One thing I forgot to mention. I found Renaissance wax is soluble in tung oil. I have put a dab of the wax on an oil soaked rag and it softened the wax for easier spreading. I would get all your coats of oil on and dried before I did this though. The wax will block the absorption of oil on raw wood I believe. But for a last quick coat I have been doing what I mentioned (after several coats of oil and wax) it seems to buff up better
.
 

·
Registered
Joined
·
148 Posts
Discussion Starter · #4 · (Edited)
Daren, thanks for the reply. I've read those threads you posted, you're the one who got me on the tung/wax notion. I guess I'm gonna do the tung and Ren wax. Soak 'er down in tung oil in multiple coats, then sand away?

Or reapply the tung after each sanding?

One more question, and a big one... for curly maple, how fine do you sand? I've seen mention of four-figure grits... I can see they're available, but how high have you gone? Is there a point of no continued benefit?

And how many coats of RenWax and how do you buff in between?

Just to be clear, I'm looking for a finish that looks like a crystal-clear lake with a curly maple bottom about ten feet deep. ;)

Maybe too much to ask, but I feel like trying... thanks for any advice you can give...
 

·
johnep
Joined
·
2,140 Posts
Sitting at a restaurant table near Piarco airport in Trinidad, I thought I was dining on a pool with driftwood at the bottom. Saw another table in Bermuda with embedded coins which gave same illusion, From here now understand is poured polyurethane.

Have been several threads on this topic.
johnep
 

·
Registered
Joined
·
4,690 Posts
Soak 'er down in tung oil in multiple coats, then sand away?

Or reapply the tung after each sanding?

One more question, and a big one... for curly maple, how fine do you sand?

And how many coats of RenWax and how do you buff in between?
Finish sand first. I go to 400 grit always (600 on occasion). Then apply oil it should not raise the grain where it would need anymore sanding :no:, I have never experienced that. In fact I would be afraid it would make the finish less clear sanding the oil into the wood (as some would advise) if for some reason you did have to sand let it set for 24 hours first.

I put 3 or 4 liberal coats of oil, like dripping rag wet...let them set 30-45 minutes between coats. The first couple coats will go right into the wood. The next couple you will notice it pooling in places, rub it around with the saturated cloth.
Let it set overnight and maybe give it one more shot with the oil if the mood strikes you, I do .

You should let the oil cure for a couple days before waxing. I am not sure cure is the right word, but that is the one I am using.
The number of coats of wax is up to you, it does not really build up a finish like a varnish (the reason for fine sanding, you are finishing the wood not finishing the finish) but with more coats you can buff it to a little better gloss.

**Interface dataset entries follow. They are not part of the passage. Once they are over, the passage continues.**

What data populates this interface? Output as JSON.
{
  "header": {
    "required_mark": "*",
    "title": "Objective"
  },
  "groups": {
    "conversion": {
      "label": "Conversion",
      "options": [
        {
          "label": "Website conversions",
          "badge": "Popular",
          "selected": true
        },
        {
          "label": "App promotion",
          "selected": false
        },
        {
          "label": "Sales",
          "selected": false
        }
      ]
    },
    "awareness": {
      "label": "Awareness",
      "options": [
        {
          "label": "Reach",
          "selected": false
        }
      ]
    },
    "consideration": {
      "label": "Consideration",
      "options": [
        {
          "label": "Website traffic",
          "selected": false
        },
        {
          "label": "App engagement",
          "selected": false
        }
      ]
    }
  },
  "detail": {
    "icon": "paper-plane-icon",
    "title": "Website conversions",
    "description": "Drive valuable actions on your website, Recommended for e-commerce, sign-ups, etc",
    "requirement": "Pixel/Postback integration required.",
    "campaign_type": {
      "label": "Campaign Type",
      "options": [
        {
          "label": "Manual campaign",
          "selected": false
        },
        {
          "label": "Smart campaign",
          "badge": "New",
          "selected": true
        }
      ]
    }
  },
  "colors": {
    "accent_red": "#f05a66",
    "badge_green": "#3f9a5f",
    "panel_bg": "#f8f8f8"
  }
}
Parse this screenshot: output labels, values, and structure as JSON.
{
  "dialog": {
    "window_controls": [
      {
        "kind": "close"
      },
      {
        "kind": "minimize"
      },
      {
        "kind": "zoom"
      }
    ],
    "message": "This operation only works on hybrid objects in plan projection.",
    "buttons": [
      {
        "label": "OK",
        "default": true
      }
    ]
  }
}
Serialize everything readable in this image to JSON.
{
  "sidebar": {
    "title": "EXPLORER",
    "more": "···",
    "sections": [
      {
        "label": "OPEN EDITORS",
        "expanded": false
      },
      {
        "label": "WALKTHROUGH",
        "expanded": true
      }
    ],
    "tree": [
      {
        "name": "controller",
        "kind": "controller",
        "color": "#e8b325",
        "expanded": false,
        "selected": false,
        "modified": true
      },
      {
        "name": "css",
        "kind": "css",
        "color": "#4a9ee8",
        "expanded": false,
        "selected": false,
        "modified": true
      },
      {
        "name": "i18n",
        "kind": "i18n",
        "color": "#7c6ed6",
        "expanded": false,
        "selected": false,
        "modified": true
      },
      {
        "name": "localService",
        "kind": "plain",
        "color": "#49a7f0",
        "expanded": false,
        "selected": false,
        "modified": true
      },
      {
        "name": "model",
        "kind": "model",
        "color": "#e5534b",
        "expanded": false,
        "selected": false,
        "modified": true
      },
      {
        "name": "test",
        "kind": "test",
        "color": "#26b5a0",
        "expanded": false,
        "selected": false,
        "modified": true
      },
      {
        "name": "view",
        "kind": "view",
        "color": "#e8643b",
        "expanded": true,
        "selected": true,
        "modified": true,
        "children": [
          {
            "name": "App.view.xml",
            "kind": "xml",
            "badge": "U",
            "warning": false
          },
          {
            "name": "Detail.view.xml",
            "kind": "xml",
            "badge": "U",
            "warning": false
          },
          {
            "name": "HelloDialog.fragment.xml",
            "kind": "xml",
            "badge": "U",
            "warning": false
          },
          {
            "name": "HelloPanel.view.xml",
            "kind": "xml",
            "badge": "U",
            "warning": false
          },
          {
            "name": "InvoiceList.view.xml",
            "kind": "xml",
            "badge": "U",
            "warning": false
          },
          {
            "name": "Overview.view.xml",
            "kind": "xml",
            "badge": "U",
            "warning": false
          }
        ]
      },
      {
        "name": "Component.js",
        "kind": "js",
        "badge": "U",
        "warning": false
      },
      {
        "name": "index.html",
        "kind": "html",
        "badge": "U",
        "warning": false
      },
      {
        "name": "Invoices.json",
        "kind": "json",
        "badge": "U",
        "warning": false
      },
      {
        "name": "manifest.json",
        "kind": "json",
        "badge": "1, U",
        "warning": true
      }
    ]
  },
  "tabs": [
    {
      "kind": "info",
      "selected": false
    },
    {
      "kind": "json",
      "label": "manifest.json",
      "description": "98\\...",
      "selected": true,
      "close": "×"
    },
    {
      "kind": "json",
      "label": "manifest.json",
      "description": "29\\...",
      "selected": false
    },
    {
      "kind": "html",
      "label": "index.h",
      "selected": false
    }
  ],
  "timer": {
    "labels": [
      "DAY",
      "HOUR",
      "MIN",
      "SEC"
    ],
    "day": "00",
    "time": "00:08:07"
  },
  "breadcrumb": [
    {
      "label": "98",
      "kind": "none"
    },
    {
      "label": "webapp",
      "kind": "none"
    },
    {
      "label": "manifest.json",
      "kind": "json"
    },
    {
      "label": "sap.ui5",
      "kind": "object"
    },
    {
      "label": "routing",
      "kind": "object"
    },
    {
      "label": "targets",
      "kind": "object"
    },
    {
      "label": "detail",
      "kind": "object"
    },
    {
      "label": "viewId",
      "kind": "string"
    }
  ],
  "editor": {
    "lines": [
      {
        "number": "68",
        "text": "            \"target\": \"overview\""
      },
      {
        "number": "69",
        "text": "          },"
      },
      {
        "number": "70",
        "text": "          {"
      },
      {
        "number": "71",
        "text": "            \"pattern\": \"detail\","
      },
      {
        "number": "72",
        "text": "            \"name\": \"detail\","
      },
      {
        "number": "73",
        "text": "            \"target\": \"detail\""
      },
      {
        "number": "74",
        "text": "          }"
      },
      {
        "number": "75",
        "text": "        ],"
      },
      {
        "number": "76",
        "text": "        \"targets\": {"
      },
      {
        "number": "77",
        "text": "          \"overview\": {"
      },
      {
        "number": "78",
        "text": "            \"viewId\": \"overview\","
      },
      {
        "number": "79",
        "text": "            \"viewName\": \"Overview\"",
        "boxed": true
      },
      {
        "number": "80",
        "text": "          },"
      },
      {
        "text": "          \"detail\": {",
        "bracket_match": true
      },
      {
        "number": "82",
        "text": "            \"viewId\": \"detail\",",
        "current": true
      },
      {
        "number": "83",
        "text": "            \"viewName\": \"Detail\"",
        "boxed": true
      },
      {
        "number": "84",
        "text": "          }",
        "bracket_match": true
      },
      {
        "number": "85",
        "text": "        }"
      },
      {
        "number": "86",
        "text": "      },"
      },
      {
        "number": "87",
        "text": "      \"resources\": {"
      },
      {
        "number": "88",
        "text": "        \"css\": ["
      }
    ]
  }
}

One tip, after a few coats of wax that I hand rub on and off I go to power tools. Like a buffer. Or you could like I do (on the cheap) if you have a hook and loop random orbit sander, take a piece of terrycloth or other super soft rag stuck on the sander and use that to finish buff.
 
1 - 7 of 7 Posts
Top